Three Things I Learned When I Started Researching Proposition 37
By now you've probably heard that a major food fight is going down on the state ballot on Tuesday. If passed, Proposition 37 would require a label on any genetically engineered foods and food products sold in California -- an unprecedented move that could end up shaping food policy on a national level. The fight over the proposition has turned into a David-and-Goliath story in the media, with Big Business on one side and The People on the other. But as much as I didn't trust the scary No on 37 ads running what seems like every five minutes on TV, I also didn't know if the folksy Yes on 37 message of grassroots transparency was really as simple as it seemed. I decided to get to the bottom of things.
Flickr/Dodo-Bird Nearly 90% of corn grown in the U.S. is genetically modified.
It wasn't easy. It took about ten hours, all said and done, before I felt like I'd waded through the lies and half-truths and omissions of both the opposition (which has more than $40 million in donations from big agri-chemical companies like Monsanto) and support (which has comparatively little money, but the cache of being backed by Alice Waters and more than 1,000 chefs). I studied up on GMOs, read all the material I could find (including Michael Pollan's excellent editorial in The New York Times), and talked to several folks involved with the campaign or with food in general, including Pollan, small business owners at shops like Bi-Rite Grocery, a spokesperson for the No on 37 campaign, and policy people at places like the Center for Food Safety, which has been fighting for GMO labeling for years.
Here's what I learned during my research:
There is no scientific evidence that GM foods are harmful to human health, but their long-term effects also haven't been studied.
The World Health Organization has found no detrimental effects to human health in countries where GM foods have been approved, which is a major pillar of the No on 37 campaign and the main question scientists against the legislation have posed. Why arbitrarily start with GMO labeling, they ask, which haven't been proven harmful? The "No" campaign is backed by several scientists who echo claims like a June 2012 statement from the American Medical Association which states that "there is no scientific justification for special labeling of bioengineered foods."
Supporters of the proposition point out that GMOs have only been around for 20 years, meaning that no long-term studies have been conducted on their effects -- partially because major agri-chemical companies like Monsanto own the patents to the seeds. There are also reasons beyond health to consider, like the impact on the environment (GMO crops have created pesticide-resistant "super-weeds"), plus worries about the influence of agri-chemical companies in the food supply, and religious objections about messing around with genetic material.
To food writing superstar and UC Berkeley journalism professor Michael Pollan, who has openly admitted that he's not convinced GM foods are dangerous, it's more a question of whether they're worth it. "The food industry has a product that offers the consumer nothing. It's no safer, no more nutritious ... no tastier, if it offers anything it's a measure of convenience to farmers," he says. "[The major companies are] asking people to eat something that offers them no benefit and some potential risk." (The original promise of GMO seed was that crops grown from it could resist pesticides.)
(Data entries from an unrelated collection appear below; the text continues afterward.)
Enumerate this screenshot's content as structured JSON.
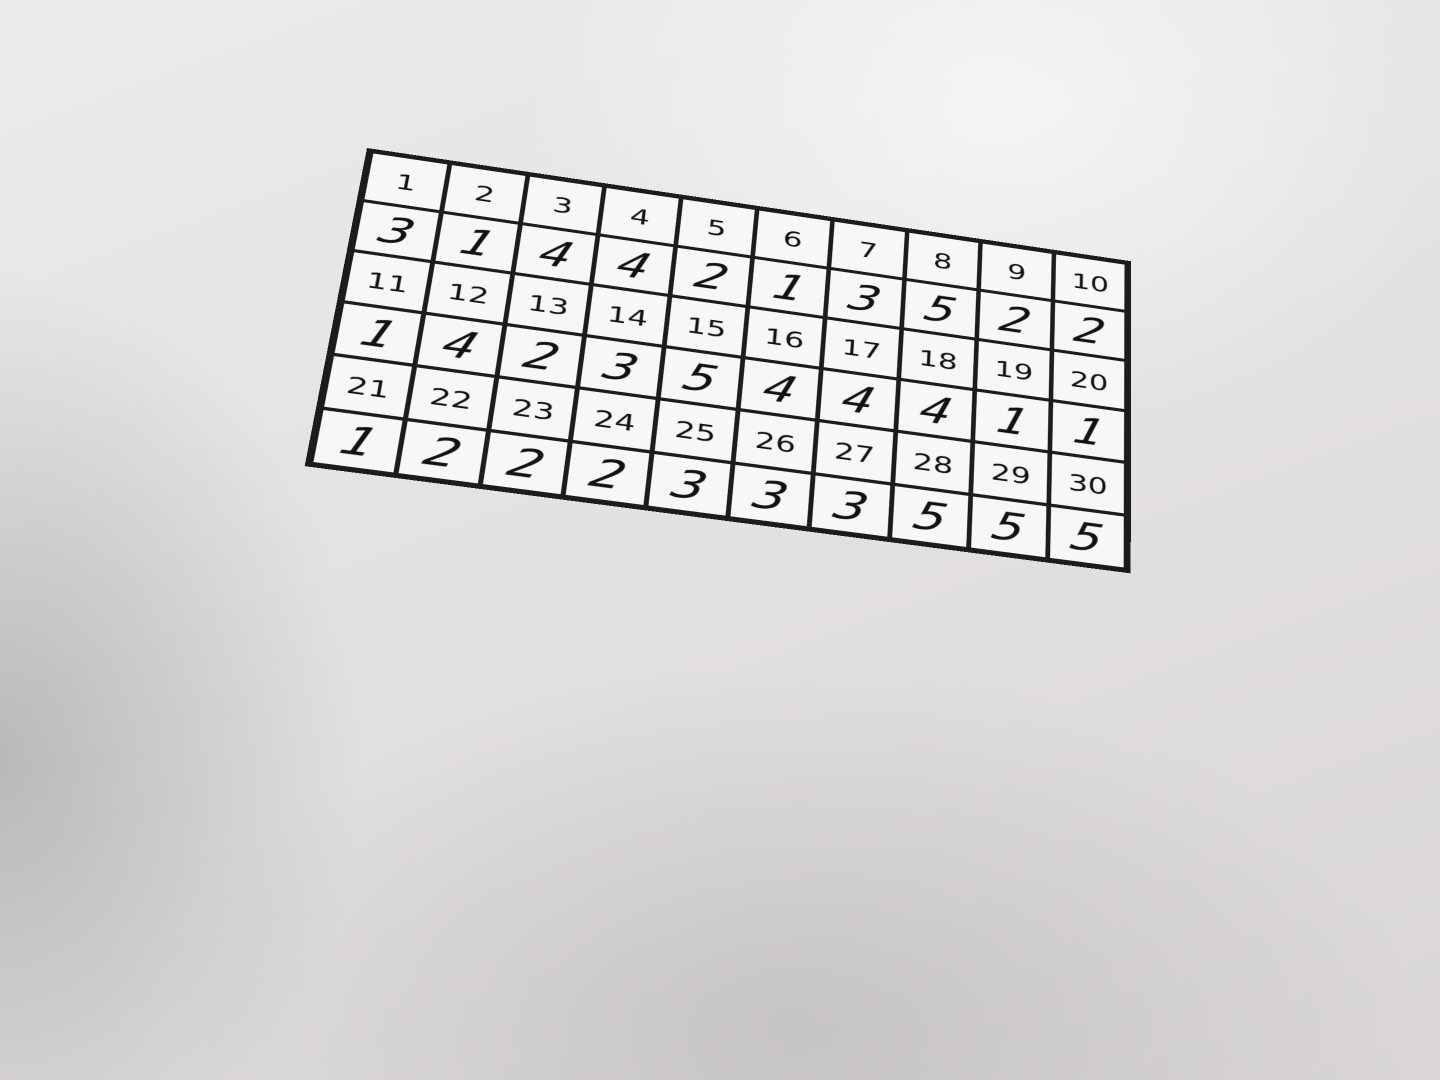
{
  "sheet": {
    "rows": [
      {
        "numbers": [
          "1",
          "2",
          "3",
          "4",
          "5",
          "6",
          "7",
          "8",
          "9",
          "10"
        ],
        "answers": [
          "3",
          "1",
          "4",
          "4",
          "2",
          "1",
          "3",
          "5",
          "2",
          "2"
        ]
      },
      {
        "numbers": [
          "11",
          "12",
          "13",
          "14",
          "15",
          "16",
          "17",
          "18",
          "19",
          "20"
        ],
        "answers": [
          "1",
          "4",
          "2",
          "3",
          "5",
          "4",
          "4",
          "4",
          "1",
          "1"
        ]
      },
      {
        "numbers": [
          "21",
          "22",
          "23",
          "24",
          "25",
          "26",
          "27",
          "28",
          "29",
          "30"
        ],
        "answers": [
          "1",
          "2",
          "2",
          "2",
          "3",
          "3",
          "3",
          "5",
          "5",
          "5"
        ]
      }
    ]
  }
}
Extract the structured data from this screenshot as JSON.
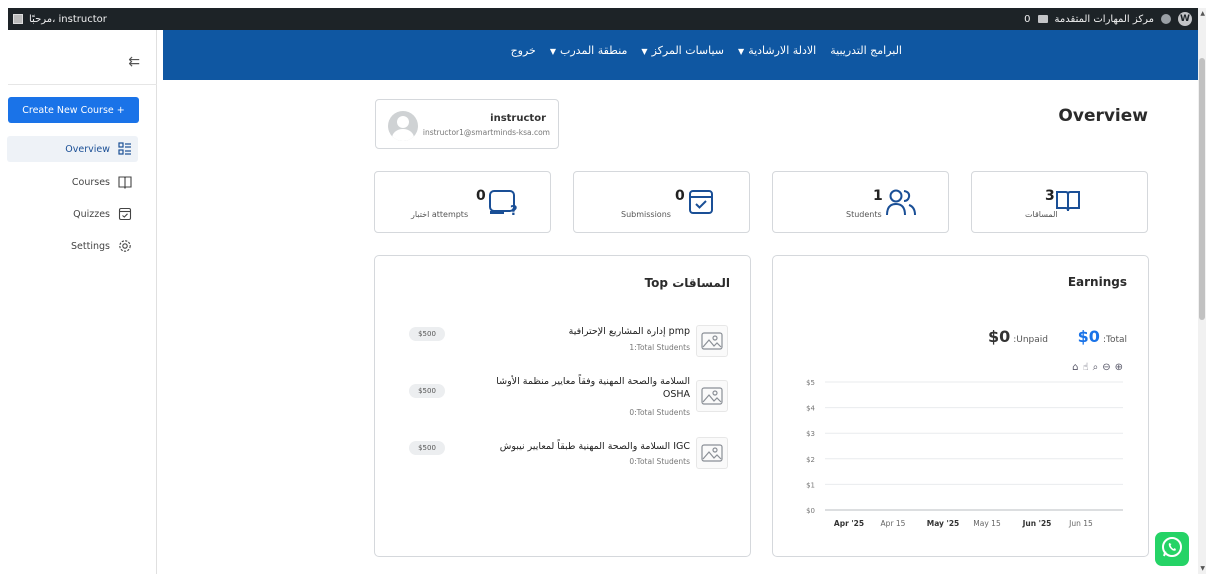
{
  "adminbar": {
    "greeting": "مرحبًا، instructor",
    "site_name": "مركز المهارات المتقدمة",
    "comment_count": "0"
  },
  "sidebar": {
    "create_label": "Create New Course +",
    "items": [
      {
        "label": "Overview",
        "icon": "overview-icon"
      },
      {
        "label": "Courses",
        "icon": "book-icon"
      },
      {
        "label": "Quizzes",
        "icon": "quiz-icon"
      },
      {
        "label": "Settings",
        "icon": "gear-icon"
      }
    ]
  },
  "topnav": {
    "items": [
      "البرامج التدريبية",
      "الادلة الارشادية",
      "سياسات المركز",
      "منطقة المدرب",
      "خروج"
    ]
  },
  "main": {
    "title": "Overview",
    "profile": {
      "name": "instructor",
      "email": "instructor1@smartminds-ksa.com"
    },
    "stats": [
      {
        "value": "3",
        "label": "المساقات",
        "icon": "book-icon"
      },
      {
        "value": "1",
        "label": "Students",
        "icon": "users-icon"
      },
      {
        "value": "0",
        "label": "Submissions",
        "icon": "submission-icon"
      },
      {
        "value": "0",
        "label": "اختبار attempts",
        "icon": "quiz-attempt-icon"
      }
    ],
    "earnings": {
      "title": "Earnings",
      "total_label": ":Total",
      "total_value": "$0",
      "unpaid_label": ":Unpaid",
      "unpaid_value": "$0"
    },
    "top_courses": {
      "title": "Top المساقات",
      "items": [
        {
          "title": "إدارة المشاريع الإحترافية pmp",
          "students": "1:Total Students",
          "price": "$500"
        },
        {
          "title": "السلامة والصحة المهنية وفقاً معايير منظمة الأوشا OSHA",
          "students": "0:Total Students",
          "price": "$500"
        },
        {
          "title": "السلامة والصحة المهنية طبقاً لمعايير نيبوش IGC",
          "students": "0:Total Students",
          "price": "$500"
        }
      ]
    }
  },
  "chart_data": {
    "type": "line",
    "title": "",
    "x_tick_labels": [
      "Apr '25",
      "Apr 15",
      "May '25",
      "May 15",
      "Jun '25",
      "Jun 15"
    ],
    "y_tick_labels": [
      "$5",
      "$4",
      "$3",
      "$2",
      "$1",
      "$0"
    ],
    "ylim": [
      0,
      5
    ],
    "series": [],
    "grid": true
  }
}
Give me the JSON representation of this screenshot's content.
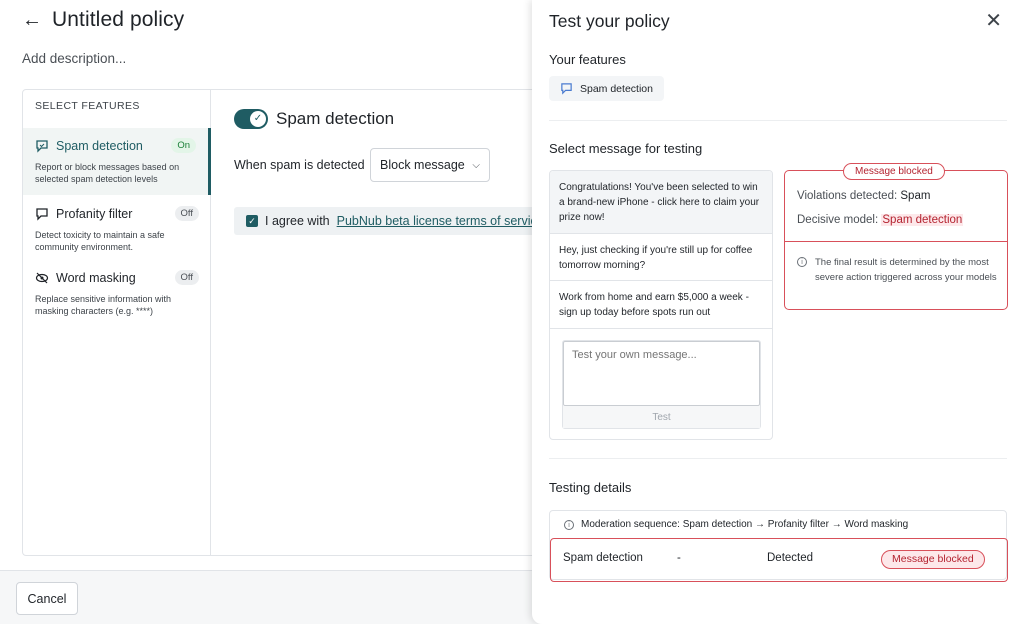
{
  "page": {
    "title": "Untitled policy",
    "description_placeholder": "Add description...",
    "features_heading": "SELECT FEATURES",
    "features": [
      {
        "name": "Spam detection",
        "status": "On",
        "description": "Report or block messages based on selected spam detection levels",
        "icon": "chat-bubble-icon"
      },
      {
        "name": "Profanity filter",
        "status": "Off",
        "description": "Detect toxicity to maintain a safe community environment.",
        "icon": "chat-bubble-icon"
      },
      {
        "name": "Word masking",
        "status": "Off",
        "description": "Replace sensitive information with masking characters (e.g. ****)",
        "icon": "eye-off-icon"
      }
    ],
    "content": {
      "feature_title": "Spam detection",
      "when_label": "When spam is detected",
      "action_selected": "Block message",
      "agree_prefix": "I agree with",
      "agree_link": "PubNub beta license terms of service"
    },
    "cancel_label": "Cancel"
  },
  "drawer": {
    "title": "Test your policy",
    "your_features_label": "Your features",
    "feature_chip": "Spam detection",
    "select_message_label": "Select message for testing",
    "messages": [
      "Congratulations! You've been selected to win a brand-new iPhone - click here to claim your prize now!",
      "Hey, just checking if you're still up for coffee tomorrow morning?",
      "Work from home and earn $5,000 a week - sign up today before spots run out"
    ],
    "test_placeholder": "Test your own message...",
    "test_button": "Test",
    "result": {
      "status": "Message blocked",
      "violations_label": "Violations detected:",
      "violations_value": "Spam",
      "model_label": "Decisive model:",
      "model_value": "Spam detection",
      "info": "The final result is determined by the most severe action triggered across your models"
    },
    "testing_details_label": "Testing details",
    "sequence": "Moderation sequence: Spam detection → Profanity filter → Word masking",
    "detail_row": {
      "feature": "Spam detection",
      "level": "-",
      "outcome": "Detected",
      "action": "Message blocked"
    }
  },
  "colors": {
    "accent": "#1f5c63",
    "danger": "#d8505a",
    "danger_text": "#b42330",
    "danger_bg": "#fde8ea"
  }
}
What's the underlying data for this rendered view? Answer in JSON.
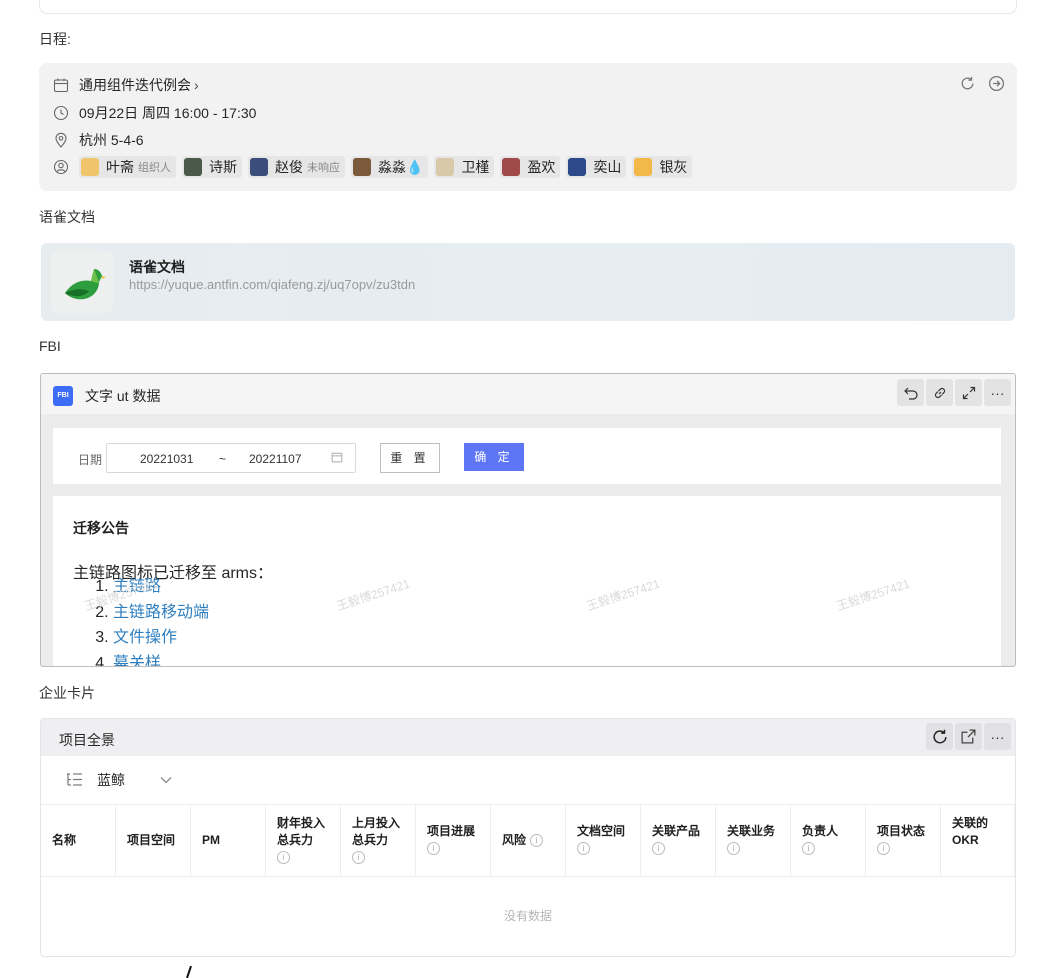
{
  "schedule_label": "日程:",
  "schedule": {
    "title": "通用组件迭代例会",
    "time": "09月22日 周四 16:00 - 17:30",
    "location": "杭州 5-4-6",
    "attendees": [
      {
        "name": "叶斋",
        "tag": "组织人",
        "color": "#f0c46a"
      },
      {
        "name": "诗斯",
        "tag": "",
        "color": "#4a5a4a"
      },
      {
        "name": "赵俊",
        "tag": "未响应",
        "color": "#3b4d7a"
      },
      {
        "name": "淼淼💧",
        "tag": "",
        "color": "#7a5a3a"
      },
      {
        "name": "卫槿",
        "tag": "",
        "color": "#d8c9a8"
      },
      {
        "name": "盈欢",
        "tag": "",
        "color": "#a04a4a"
      },
      {
        "name": "奕山",
        "tag": "",
        "color": "#2c4a8a"
      },
      {
        "name": "银灰",
        "tag": "",
        "color": "#f2b94a"
      }
    ]
  },
  "yuque_label": "语雀文档",
  "yuque": {
    "title": "语雀文档",
    "url": "https://yuque.antfin.com/qiafeng.zj/uq7opv/zu3tdn"
  },
  "fbi_label": "FBI",
  "fbi": {
    "badge": "FBI",
    "title": "文字 ut 数据",
    "date_label": "日期",
    "date_start": "20221031",
    "date_sep": "~",
    "date_end": "20221107",
    "reset": "重 置",
    "confirm": "确 定",
    "notice_title": "迁移公告",
    "notice_text": "主链路图标已迁移至 arms：",
    "links": [
      "主链路",
      "主链路移动端",
      "文件操作",
      "幕关样"
    ],
    "watermark": "王毅博257421"
  },
  "enterprise_label": "企业卡片",
  "project": {
    "title": "项目全景",
    "selector": "蓝鲸",
    "columns": [
      {
        "label": "名称",
        "info": false
      },
      {
        "label": "项目空间",
        "info": false
      },
      {
        "label": "PM",
        "info": false
      },
      {
        "label": "财年投入总兵力",
        "info": true
      },
      {
        "label": "上月投入总兵力",
        "info": true
      },
      {
        "label": "项目进展",
        "info": true
      },
      {
        "label": "风险",
        "info": true
      },
      {
        "label": "文档空间",
        "info": true
      },
      {
        "label": "关联产品",
        "info": true
      },
      {
        "label": "关联业务",
        "info": true
      },
      {
        "label": "负责人",
        "info": true
      },
      {
        "label": "项目状态",
        "info": true
      },
      {
        "label": "关联的OKR",
        "info": false
      }
    ],
    "empty_text": "没有数据"
  },
  "colors": {
    "accent": "#5e76f5",
    "link": "#2f7fbf",
    "fbi_badge": "#3d6cf6"
  }
}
And as Rebecca Spector, West Coast Director of the Center for Food Safety, points out, we currently can't even track GM foods to see if they are causing harm. "Someone can have an allergic reaction, go to the doctor, list whats on the package [of the food they ate], but 'genetically engineered' isn't on the package so its not even something doctors can even consider," she says. "This is a way to track whether there are potential allergic reactions and adverse health effects."
Other countries that require GMO labeling, after the jump.